Abstract Type: Contributed Poster Presentation
Abstract: A growing body of research has revealed that physics students may answer certain physics questions incorrectly even though they have demonstrated their ability to reason successfully on analogous questions. Researchers are increasingly using dual-process theories of reasoning (DPToR) as a theoretical lens to explain and predict student reasoning patterns on these tasks. While much of the work to date on student reasoning has primarily focused on cognitive domains, relatively little has been done to study the impact of affective domains on reasoning patterns. According to DPToR, affective factors may impact student reasoning at many different points in the reasoning cycle. As part of a multi-institutional project aimed at better supporting student reasoning, we have developed a survey that probes four factors of particular interest: self-efficacy, desire for cognition, metacognition, and epistemic stance.

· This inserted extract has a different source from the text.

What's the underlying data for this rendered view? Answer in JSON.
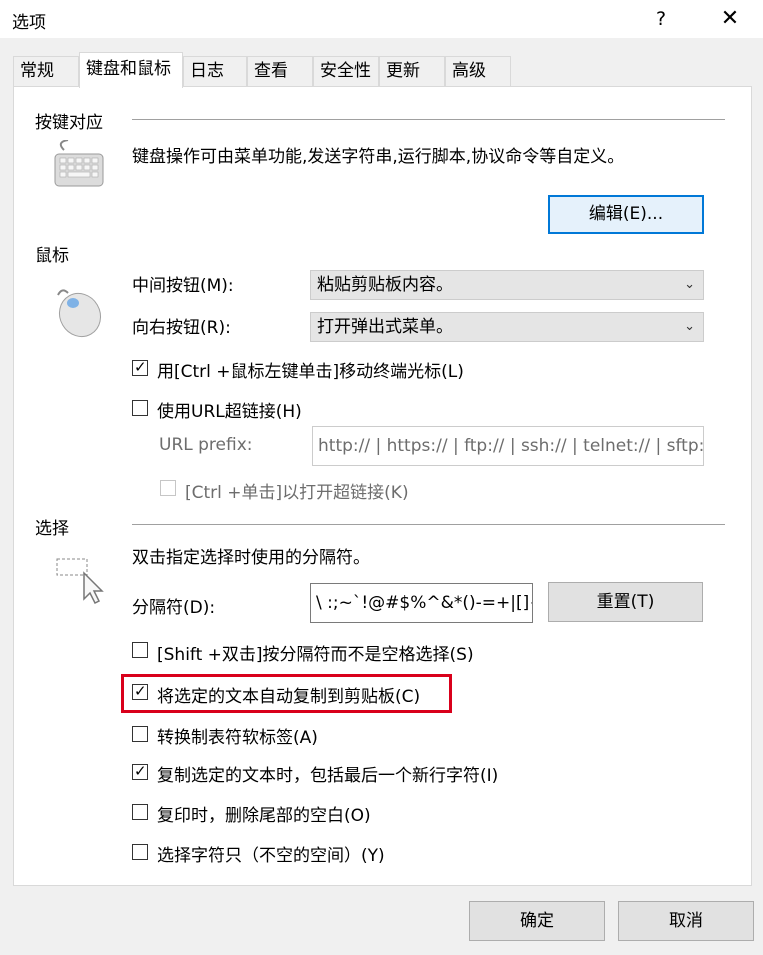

We present preliminary findings and discuss the potential of this work to inform future research-based curriculum development efforts.
Footnote: This material is based upon work supported by the National Science Foundation under Grant Nos. DUE-1821390, DUE-1821123, DUE-1821400, DUE-1821511, and DUE-1821561.
Session Time: Poster Session 1
Poster Number: I-79

Author/Organizer Information

Primary Contact: Drew Rosen
University of Maine
Bangor, ME 04401
Phone: 9735707788
and Co-Presenter(s)
MacKenzie R. Stetzer (He, Him), University of Maine
Mila Kryjevskaia (She, Her), North Dakota State University
Beth A. Lindsey (She, Her), Penn State Greater Allegheny